_Requirement_. Where does the string "Projects" appear? Copy every line of the entries below that holds it.

App and web page records
+ + + +
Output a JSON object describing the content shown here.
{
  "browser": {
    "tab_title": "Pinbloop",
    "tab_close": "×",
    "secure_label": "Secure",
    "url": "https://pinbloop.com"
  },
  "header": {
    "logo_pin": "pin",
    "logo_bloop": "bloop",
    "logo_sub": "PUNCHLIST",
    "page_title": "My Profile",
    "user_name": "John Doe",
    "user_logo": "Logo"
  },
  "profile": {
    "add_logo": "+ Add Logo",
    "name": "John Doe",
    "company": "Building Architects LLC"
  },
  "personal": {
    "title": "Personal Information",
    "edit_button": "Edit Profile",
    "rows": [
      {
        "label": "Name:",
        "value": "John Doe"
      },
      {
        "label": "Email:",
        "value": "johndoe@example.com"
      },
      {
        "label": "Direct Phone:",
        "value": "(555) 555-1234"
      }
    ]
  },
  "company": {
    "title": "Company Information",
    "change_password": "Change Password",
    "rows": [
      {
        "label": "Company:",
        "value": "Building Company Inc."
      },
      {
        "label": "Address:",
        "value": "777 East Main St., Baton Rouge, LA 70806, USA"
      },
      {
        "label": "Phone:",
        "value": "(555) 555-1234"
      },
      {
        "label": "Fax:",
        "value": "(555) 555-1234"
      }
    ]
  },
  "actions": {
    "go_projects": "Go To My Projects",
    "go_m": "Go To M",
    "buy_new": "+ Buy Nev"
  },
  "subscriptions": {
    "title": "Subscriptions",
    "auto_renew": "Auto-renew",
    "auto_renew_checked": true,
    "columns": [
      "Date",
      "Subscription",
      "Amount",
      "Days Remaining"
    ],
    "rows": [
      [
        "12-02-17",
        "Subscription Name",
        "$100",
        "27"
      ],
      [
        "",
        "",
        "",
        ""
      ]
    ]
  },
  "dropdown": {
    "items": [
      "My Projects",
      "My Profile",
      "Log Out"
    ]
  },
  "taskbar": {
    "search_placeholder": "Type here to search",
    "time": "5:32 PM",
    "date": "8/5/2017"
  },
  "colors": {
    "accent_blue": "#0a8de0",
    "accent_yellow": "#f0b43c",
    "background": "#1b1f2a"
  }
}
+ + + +
_Solved exercise_.
    "go_projects": "Go To My Projects",
      "My Projects",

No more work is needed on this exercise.